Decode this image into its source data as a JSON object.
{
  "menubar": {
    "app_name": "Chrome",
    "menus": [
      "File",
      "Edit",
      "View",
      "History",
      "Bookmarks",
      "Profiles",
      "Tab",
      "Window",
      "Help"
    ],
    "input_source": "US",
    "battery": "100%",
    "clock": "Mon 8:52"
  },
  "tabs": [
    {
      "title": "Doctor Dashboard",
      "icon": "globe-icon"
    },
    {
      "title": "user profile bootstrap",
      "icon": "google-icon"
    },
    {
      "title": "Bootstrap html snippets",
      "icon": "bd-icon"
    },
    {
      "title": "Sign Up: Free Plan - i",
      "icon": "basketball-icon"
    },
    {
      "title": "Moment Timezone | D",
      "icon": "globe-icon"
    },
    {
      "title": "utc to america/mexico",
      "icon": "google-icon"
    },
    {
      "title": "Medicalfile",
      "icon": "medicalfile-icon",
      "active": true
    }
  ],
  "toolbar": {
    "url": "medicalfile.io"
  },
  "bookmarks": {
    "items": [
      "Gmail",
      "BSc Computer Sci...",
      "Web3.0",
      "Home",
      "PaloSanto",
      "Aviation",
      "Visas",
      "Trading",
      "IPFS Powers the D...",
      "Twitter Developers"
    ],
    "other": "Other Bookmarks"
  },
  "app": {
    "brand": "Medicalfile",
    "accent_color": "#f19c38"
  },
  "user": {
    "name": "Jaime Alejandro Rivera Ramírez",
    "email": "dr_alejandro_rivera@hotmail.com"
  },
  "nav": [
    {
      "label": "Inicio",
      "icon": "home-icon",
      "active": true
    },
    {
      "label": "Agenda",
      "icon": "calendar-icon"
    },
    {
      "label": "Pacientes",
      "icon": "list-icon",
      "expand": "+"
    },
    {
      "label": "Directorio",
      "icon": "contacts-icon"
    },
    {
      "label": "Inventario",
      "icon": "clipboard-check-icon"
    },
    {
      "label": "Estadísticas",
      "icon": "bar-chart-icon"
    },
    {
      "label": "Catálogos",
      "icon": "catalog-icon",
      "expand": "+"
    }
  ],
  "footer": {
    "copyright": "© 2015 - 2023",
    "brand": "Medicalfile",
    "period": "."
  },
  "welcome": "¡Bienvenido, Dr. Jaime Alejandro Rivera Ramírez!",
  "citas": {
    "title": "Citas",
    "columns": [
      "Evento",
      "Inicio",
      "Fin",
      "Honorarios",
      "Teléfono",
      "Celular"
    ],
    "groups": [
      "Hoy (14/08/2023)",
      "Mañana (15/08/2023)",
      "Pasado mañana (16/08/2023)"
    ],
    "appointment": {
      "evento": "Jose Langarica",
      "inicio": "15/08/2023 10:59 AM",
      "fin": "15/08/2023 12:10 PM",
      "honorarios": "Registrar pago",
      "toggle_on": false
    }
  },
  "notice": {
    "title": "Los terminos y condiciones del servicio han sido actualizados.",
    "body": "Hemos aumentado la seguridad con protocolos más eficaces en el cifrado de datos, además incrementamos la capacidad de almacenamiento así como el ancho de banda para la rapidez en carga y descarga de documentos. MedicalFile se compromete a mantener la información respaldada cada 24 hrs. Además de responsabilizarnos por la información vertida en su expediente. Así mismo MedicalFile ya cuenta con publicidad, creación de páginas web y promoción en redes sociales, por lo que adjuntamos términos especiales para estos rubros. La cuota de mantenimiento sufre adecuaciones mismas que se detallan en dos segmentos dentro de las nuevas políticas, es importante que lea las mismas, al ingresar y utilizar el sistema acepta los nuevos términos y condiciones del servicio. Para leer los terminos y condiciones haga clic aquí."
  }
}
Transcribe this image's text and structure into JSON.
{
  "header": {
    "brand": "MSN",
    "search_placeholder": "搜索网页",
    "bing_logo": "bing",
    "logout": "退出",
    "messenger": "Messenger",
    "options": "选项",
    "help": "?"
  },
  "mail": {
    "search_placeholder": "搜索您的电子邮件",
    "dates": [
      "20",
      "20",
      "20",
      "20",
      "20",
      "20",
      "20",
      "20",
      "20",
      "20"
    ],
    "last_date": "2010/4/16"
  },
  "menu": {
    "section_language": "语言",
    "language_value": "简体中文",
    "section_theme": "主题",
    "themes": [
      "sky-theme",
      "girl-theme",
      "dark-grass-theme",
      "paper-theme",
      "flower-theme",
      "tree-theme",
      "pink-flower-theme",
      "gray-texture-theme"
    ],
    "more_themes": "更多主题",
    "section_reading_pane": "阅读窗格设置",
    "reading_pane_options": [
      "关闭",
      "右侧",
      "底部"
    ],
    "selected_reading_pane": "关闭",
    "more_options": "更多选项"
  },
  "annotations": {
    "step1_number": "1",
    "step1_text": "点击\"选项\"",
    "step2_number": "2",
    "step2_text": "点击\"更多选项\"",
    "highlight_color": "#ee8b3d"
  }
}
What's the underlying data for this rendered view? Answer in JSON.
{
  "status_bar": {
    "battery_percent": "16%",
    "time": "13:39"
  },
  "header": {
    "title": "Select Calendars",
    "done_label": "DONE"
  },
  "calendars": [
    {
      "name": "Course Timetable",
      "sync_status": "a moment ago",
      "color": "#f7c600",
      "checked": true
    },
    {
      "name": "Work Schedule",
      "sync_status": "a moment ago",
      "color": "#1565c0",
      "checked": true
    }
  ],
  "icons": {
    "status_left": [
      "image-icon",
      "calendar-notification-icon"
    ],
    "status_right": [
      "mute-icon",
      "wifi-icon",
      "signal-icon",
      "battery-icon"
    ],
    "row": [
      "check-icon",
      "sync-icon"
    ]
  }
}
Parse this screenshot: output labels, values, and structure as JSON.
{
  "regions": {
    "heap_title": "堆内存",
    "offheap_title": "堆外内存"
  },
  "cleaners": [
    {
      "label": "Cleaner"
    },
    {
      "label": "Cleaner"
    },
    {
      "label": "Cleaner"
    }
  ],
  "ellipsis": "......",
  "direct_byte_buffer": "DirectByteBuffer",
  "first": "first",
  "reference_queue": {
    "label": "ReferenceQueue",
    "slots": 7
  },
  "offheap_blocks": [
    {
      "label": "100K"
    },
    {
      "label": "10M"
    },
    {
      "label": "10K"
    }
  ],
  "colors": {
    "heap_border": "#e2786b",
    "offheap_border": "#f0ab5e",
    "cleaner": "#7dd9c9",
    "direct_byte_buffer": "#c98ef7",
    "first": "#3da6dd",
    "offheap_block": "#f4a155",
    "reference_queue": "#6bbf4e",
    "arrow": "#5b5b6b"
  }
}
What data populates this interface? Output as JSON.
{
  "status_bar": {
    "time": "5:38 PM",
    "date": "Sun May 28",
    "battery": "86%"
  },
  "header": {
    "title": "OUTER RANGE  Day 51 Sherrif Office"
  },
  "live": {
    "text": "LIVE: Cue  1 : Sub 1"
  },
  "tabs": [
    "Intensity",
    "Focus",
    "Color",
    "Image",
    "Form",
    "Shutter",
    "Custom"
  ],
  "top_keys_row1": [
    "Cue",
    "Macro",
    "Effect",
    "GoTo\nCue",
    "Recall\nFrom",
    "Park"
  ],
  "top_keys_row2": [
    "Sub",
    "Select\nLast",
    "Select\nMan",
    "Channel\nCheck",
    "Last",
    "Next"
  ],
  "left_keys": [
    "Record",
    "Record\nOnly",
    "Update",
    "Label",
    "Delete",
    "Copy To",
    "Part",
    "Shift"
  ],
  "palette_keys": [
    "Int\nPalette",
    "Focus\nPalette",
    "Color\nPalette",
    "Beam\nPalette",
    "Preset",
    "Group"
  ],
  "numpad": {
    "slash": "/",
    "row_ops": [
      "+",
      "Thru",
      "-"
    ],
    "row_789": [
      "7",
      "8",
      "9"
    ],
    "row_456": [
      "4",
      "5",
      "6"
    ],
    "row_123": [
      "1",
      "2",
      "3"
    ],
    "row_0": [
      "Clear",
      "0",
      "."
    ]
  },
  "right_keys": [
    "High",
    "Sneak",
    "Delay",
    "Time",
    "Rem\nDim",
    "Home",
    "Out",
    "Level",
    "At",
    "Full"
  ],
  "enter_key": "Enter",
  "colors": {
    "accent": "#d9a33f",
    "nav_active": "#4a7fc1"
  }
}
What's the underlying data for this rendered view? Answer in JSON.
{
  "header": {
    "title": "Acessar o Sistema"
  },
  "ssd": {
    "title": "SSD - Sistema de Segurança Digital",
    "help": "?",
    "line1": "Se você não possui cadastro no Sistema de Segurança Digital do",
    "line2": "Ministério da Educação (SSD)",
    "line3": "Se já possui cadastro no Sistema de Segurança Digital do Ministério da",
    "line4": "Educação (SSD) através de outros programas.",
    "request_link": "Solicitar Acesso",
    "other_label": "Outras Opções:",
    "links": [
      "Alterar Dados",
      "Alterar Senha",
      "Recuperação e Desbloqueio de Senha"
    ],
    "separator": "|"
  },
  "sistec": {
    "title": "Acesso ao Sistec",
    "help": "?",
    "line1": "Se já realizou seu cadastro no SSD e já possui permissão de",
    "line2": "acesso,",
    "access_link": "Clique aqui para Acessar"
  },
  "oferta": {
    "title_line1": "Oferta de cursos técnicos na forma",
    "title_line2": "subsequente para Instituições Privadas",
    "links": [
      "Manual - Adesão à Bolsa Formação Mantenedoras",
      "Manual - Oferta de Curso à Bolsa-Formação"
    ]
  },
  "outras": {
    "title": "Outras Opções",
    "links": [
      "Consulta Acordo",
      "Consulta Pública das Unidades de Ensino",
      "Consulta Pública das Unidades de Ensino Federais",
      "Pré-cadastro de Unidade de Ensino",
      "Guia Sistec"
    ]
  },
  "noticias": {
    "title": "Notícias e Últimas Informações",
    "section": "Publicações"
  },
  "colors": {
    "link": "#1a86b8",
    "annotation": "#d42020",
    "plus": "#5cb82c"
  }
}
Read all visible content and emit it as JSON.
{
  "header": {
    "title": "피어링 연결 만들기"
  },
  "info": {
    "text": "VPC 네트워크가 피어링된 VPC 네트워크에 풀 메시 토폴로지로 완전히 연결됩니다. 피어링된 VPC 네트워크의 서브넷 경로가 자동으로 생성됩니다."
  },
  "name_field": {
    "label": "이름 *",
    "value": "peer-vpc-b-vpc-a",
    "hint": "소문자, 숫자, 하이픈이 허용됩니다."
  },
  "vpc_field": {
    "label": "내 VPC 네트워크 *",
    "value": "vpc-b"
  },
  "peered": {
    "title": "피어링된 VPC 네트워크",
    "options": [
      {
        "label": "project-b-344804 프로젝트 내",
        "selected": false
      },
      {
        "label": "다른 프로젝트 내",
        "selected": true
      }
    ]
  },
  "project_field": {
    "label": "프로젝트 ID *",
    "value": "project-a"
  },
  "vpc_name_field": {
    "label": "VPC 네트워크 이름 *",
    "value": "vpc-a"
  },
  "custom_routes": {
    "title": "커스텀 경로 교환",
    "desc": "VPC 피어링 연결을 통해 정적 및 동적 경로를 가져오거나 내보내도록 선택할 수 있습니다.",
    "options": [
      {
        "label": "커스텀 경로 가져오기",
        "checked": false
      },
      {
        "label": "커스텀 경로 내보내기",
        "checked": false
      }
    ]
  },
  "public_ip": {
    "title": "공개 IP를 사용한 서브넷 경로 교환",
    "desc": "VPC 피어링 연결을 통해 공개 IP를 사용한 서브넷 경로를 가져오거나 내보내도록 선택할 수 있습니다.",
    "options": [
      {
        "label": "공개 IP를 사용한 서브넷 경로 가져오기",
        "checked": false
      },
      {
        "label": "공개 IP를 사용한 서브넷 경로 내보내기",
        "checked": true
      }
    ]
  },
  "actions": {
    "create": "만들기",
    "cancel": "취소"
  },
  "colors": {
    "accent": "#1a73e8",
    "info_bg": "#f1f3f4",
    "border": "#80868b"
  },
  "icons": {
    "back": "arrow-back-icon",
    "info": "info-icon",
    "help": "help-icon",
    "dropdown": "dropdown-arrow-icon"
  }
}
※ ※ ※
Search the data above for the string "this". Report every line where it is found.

RESPONSE BOX:
Decode this image into its source data as a JSON object.
Transcribe this image's text and structure into JSON.
What's the underlying data for this rendered view? Answer in JSON.
Parse this screenshot: output labels, values, and structure as JSON.
What data populates this interface? Output as JSON.
What's the underlying data for this rendered view? Answer in JSON.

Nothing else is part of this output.